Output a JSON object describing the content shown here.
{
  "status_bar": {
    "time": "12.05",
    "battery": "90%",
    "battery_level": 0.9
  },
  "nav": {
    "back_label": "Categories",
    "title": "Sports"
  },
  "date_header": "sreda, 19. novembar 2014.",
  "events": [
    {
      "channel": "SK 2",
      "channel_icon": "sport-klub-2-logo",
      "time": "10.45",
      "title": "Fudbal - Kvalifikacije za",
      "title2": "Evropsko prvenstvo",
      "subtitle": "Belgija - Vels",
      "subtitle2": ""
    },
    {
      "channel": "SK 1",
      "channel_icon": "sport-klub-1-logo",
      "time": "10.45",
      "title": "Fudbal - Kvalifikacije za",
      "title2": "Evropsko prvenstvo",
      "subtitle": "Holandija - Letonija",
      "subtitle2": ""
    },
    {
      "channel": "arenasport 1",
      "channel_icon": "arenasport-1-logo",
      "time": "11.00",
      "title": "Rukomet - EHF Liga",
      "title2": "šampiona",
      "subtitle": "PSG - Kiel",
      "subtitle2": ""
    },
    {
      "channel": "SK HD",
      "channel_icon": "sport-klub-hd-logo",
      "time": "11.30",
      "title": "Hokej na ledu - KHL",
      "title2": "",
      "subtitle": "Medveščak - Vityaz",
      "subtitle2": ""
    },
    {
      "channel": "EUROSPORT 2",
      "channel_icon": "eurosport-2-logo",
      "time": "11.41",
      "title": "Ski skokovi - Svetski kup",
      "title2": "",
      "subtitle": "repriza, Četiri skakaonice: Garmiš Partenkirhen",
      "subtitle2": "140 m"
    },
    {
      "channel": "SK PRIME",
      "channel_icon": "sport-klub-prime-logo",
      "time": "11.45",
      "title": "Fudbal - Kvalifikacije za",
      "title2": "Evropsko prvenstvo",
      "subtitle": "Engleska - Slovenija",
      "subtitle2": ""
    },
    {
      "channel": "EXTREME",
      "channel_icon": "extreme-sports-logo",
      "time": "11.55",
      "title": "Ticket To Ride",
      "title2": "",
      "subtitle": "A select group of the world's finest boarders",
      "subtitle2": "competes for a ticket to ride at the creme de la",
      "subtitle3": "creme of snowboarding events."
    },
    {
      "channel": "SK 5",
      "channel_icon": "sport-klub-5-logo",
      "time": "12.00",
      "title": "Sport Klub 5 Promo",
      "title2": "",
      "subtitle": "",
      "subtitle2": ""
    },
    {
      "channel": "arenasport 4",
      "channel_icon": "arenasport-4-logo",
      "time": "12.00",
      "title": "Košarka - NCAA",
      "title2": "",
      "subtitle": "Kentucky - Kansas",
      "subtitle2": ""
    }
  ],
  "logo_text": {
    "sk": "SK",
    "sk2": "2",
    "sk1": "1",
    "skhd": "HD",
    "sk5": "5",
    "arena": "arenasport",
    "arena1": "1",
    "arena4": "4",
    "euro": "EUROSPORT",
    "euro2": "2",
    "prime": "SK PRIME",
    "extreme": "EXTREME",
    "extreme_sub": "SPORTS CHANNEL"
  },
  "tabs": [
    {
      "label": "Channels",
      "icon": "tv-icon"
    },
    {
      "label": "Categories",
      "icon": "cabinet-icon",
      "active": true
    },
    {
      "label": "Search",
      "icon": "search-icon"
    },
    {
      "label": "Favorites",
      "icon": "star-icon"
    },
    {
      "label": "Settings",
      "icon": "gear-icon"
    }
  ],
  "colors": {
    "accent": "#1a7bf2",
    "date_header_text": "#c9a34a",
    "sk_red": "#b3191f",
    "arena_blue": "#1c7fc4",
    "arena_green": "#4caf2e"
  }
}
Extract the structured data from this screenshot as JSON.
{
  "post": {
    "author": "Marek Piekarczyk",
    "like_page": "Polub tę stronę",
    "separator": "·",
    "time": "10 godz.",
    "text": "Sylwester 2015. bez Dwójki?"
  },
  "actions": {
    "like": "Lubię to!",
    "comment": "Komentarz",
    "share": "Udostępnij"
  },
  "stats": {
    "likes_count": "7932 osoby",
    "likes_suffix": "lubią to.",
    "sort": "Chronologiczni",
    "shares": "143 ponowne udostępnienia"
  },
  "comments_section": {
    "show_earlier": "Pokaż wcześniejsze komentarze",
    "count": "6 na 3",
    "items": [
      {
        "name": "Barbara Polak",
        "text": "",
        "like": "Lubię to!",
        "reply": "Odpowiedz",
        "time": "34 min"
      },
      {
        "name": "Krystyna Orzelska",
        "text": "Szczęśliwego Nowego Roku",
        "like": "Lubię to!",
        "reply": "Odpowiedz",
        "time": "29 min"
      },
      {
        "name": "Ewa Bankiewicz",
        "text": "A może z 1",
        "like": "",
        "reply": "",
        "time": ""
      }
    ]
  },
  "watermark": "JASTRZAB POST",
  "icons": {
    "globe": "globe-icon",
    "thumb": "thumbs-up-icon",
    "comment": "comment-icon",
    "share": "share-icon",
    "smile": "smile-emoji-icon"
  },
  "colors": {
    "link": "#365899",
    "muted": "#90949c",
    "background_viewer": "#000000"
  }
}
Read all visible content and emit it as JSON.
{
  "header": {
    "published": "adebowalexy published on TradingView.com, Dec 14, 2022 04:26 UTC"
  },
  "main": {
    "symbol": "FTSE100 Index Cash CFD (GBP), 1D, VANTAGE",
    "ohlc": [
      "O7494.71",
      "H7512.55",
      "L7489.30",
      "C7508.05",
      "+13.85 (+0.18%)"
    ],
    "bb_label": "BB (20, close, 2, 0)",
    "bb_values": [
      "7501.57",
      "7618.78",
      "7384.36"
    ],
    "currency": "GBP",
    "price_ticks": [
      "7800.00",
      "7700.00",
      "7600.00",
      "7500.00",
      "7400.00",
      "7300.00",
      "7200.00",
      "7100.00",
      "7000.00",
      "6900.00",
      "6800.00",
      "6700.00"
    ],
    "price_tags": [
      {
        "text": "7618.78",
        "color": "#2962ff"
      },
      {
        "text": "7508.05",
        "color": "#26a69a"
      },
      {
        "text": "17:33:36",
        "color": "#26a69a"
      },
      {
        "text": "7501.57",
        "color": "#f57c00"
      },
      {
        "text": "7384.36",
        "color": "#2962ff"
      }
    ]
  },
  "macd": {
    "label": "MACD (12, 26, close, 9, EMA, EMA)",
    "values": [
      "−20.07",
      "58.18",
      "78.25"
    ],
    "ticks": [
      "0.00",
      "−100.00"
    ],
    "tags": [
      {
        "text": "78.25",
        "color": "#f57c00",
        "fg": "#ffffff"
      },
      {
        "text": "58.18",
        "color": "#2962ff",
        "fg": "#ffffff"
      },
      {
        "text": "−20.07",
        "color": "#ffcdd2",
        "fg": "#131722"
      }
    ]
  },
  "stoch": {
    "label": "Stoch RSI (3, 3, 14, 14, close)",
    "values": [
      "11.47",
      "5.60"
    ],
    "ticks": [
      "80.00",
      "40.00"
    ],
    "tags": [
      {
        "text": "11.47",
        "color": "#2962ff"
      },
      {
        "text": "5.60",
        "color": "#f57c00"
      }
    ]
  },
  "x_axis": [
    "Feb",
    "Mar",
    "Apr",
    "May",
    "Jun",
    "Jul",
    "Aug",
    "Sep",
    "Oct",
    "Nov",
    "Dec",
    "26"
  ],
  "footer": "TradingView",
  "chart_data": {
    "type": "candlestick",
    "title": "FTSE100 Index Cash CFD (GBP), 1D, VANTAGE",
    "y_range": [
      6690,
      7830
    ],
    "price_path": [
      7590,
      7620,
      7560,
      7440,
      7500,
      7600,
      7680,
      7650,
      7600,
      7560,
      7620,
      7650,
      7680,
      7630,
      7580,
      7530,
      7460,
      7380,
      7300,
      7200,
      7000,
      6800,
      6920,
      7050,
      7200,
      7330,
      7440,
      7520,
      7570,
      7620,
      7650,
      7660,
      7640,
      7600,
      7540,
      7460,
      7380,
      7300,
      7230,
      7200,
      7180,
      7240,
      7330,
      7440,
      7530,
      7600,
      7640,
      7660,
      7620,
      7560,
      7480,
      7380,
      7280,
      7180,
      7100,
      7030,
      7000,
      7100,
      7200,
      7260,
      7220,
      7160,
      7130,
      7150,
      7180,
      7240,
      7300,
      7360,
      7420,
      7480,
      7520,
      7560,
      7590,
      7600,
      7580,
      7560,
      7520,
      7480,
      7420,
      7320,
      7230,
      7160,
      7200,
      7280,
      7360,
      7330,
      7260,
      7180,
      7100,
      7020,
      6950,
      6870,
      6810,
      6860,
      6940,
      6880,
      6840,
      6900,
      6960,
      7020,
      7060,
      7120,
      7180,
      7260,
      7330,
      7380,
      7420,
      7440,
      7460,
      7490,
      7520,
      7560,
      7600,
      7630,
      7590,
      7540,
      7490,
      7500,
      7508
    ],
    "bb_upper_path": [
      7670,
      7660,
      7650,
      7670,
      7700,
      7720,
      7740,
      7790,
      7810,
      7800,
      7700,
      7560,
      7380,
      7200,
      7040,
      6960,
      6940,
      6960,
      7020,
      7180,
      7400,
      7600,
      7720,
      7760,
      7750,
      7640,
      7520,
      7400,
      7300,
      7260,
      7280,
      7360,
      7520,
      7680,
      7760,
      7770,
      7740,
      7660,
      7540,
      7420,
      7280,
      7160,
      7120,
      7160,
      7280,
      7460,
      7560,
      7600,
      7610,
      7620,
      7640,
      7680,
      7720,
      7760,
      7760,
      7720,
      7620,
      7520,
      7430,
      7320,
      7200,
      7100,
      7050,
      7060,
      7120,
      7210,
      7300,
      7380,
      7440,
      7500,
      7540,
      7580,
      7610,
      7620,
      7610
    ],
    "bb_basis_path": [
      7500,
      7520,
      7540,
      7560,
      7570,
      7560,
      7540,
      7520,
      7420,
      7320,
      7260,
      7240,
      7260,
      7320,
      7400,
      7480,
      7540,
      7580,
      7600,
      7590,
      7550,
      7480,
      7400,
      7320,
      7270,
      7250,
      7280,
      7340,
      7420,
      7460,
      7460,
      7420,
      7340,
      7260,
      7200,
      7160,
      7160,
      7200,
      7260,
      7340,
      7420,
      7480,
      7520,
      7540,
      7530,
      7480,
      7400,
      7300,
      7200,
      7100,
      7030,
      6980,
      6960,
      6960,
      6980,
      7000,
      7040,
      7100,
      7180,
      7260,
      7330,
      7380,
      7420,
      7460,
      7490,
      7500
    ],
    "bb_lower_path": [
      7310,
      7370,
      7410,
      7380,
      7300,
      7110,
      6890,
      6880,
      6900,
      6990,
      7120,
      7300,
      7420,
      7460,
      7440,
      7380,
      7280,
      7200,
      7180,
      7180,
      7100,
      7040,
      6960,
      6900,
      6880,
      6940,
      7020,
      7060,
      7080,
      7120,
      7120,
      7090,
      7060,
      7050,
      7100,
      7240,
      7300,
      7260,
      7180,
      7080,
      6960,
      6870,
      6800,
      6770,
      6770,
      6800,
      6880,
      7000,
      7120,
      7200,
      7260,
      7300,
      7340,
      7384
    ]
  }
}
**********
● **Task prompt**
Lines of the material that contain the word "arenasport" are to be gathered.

● **Written answer**
      "channel": "arenasport 1",
      "channel_icon": "arenasport-1-logo",
      "channel": "arenasport 4",
      "channel_icon": "arenasport-4-logo",
    "arena": "arenasport",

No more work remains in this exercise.